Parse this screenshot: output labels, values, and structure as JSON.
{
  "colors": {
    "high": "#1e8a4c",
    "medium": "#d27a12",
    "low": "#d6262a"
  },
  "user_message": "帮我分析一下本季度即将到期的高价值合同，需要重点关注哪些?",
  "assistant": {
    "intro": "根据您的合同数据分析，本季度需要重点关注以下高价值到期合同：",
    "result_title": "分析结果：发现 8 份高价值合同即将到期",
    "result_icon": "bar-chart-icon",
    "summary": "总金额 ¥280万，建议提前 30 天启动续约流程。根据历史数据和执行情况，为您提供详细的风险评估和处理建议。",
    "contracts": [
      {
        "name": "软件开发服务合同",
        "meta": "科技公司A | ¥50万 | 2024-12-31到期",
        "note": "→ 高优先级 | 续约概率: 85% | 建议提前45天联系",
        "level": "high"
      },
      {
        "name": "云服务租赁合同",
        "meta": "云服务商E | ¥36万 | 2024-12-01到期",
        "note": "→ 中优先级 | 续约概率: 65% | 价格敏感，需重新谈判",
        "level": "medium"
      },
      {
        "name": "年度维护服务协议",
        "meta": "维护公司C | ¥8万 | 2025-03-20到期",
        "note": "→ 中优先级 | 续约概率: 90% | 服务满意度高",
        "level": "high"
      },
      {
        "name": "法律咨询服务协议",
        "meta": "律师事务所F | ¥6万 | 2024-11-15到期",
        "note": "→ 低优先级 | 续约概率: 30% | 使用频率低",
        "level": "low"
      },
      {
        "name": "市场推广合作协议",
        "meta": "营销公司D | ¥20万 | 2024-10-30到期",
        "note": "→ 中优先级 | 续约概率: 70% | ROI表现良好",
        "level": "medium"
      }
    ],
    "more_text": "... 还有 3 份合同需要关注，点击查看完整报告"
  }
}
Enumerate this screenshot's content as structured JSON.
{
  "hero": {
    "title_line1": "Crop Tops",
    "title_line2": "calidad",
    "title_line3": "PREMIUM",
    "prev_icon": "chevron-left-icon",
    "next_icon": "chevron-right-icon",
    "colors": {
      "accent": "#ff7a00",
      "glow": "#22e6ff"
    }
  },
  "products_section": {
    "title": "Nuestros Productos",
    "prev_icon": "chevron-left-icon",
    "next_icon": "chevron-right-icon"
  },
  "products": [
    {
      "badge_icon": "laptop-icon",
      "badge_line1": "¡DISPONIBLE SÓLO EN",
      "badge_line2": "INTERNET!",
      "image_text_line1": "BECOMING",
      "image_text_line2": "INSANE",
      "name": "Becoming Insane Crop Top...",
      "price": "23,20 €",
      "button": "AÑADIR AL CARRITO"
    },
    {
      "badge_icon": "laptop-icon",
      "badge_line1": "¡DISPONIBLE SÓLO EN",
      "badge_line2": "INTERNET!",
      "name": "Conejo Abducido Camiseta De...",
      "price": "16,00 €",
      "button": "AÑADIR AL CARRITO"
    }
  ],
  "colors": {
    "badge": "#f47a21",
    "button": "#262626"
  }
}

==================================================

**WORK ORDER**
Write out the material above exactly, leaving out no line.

**WRITTEN RESPONSE**
Parse this screenshot: output labels, values, and structure as JSON.
{
  "colors": {
    "high": "#1e8a4c",
    "medium": "#d27a12",
    "low": "#d6262a"
  },
  "user_message": "帮我分析一下本季度即将到期的高价值合同，需要重点关注哪些?",
  "assistant": {
    "intro": "根据您的合同数据分析，本季度需要重点关注以下高价值到期合同：",
    "result_title": "分析结果：发现 8 份高价值合同即将到期",
    "result_icon": "bar-chart-icon",
    "summary": "总金额 ¥280万，建议提前 30 天启动续约流程。根据历史数据和执行情况，为您提供详细的风险评估和处理建议。",
    "contracts": [
      {
        "name": "软件开发服务合同",
        "meta": "科技公司A | ¥50万 | 2024-12-31到期",
        "note": "→ 高优先级 | 续约概率: 85% | 建议提前45天联系",
        "level": "high"
      },
      {
        "name": "云服务租赁合同",
        "meta": "云服务商E | ¥36万 | 2024-12-01到期",
        "note": "→ 中优先级 | 续约概率: 65% | 价格敏感，需重新谈判",
        "level": "medium"
      },
      {
        "name": "年度维护服务协议",
        "meta": "维护公司C | ¥8万 | 2025-03-20到期",
        "note": "→ 中优先级 | 续约概率: 90% | 服务满意度高",
        "level": "high"
      },
      {
        "name": "法律咨询服务协议",
        "meta": "律师事务所F | ¥6万 | 2024-11-15到期",
        "note": "→ 低优先级 | 续约概率: 30% | 使用频率低",
        "level": "low"
      },
      {
        "name": "市场推广合作协议",
        "meta": "营销公司D | ¥20万 | 2024-10-30到期",
        "note": "→ 中优先级 | 续约概率: 70% | ROI表现良好",
        "level": "medium"
      }
    ],
    "more_text": "... 还有 3 份合同需要关注，点击查看完整报告"
  }
}
Enumerate this screenshot's content as structured JSON.
{
  "hero": {
    "title_line1": "Crop Tops",
    "title_line2": "calidad",
    "title_line3": "PREMIUM",
    "prev_icon": "chevron-left-icon",
    "next_icon": "chevron-right-icon",
    "colors": {
      "accent": "#ff7a00",
      "glow": "#22e6ff"
    }
  },
  "products_section": {
    "title": "Nuestros Productos",
    "prev_icon": "chevron-left-icon",
    "next_icon": "chevron-right-icon"
  },
  "products": [
    {
      "badge_icon": "laptop-icon",
      "badge_line1": "¡DISPONIBLE SÓLO EN",
      "badge_line2": "INTERNET!",
      "image_text_line1": "BECOMING",
      "image_text_line2": "INSANE",
      "name": "Becoming Insane Crop Top...",
      "price": "23,20 €",
      "button": "AÑADIR AL CARRITO"
    },
    {
      "badge_icon": "laptop-icon",
      "badge_line1": "¡DISPONIBLE SÓLO EN",
      "badge_line2": "INTERNET!",
      "name": "Conejo Abducido Camiseta De...",
      "price": "16,00 €",
      "button": "AÑADIR AL CARRITO"
    }
  ],
  "colors": {
    "badge": "#f47a21",
    "button": "#262626"
  }
}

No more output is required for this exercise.